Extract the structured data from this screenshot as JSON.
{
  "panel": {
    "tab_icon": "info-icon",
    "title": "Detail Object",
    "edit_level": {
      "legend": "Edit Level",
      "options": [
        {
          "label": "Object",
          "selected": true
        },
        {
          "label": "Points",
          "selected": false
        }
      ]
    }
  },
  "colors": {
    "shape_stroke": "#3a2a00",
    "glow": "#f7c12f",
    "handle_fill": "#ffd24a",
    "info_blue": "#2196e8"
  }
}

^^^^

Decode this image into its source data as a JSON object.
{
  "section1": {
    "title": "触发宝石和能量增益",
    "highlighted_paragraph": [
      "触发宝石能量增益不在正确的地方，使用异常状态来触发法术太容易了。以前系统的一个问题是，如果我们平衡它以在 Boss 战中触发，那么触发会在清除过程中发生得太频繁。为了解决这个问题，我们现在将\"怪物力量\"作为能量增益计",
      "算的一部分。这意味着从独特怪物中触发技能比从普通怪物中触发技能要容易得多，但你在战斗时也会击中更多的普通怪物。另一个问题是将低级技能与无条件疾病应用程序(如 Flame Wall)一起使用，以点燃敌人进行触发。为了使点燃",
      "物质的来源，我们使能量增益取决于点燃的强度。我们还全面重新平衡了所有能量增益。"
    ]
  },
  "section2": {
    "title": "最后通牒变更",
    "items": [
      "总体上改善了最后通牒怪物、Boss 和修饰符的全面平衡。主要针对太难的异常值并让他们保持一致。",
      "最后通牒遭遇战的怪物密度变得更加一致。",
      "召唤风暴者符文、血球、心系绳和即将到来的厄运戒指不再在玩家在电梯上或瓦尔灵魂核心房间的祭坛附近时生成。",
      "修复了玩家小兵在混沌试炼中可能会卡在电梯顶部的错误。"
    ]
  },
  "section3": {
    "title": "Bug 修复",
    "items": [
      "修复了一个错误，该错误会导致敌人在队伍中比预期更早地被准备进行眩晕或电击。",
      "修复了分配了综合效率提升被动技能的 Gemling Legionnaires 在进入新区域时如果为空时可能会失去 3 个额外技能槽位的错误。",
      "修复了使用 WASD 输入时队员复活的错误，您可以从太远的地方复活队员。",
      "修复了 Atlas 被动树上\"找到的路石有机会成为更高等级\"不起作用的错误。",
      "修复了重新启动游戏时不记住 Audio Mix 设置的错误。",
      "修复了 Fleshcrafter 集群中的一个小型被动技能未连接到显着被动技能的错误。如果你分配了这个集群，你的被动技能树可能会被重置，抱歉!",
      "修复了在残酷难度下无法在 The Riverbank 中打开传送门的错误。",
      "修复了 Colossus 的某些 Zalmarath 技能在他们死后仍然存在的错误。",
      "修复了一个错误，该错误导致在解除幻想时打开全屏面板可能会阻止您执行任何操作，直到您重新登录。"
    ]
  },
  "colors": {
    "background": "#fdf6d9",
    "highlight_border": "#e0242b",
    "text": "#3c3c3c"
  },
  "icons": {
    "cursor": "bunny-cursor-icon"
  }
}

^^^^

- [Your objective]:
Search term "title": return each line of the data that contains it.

- [Answer box]:
    "title": "Detail Object",
    "title": "触发宝石和能量增益",
    "title": "最后通牒变更",
    "title": "Bug 修复",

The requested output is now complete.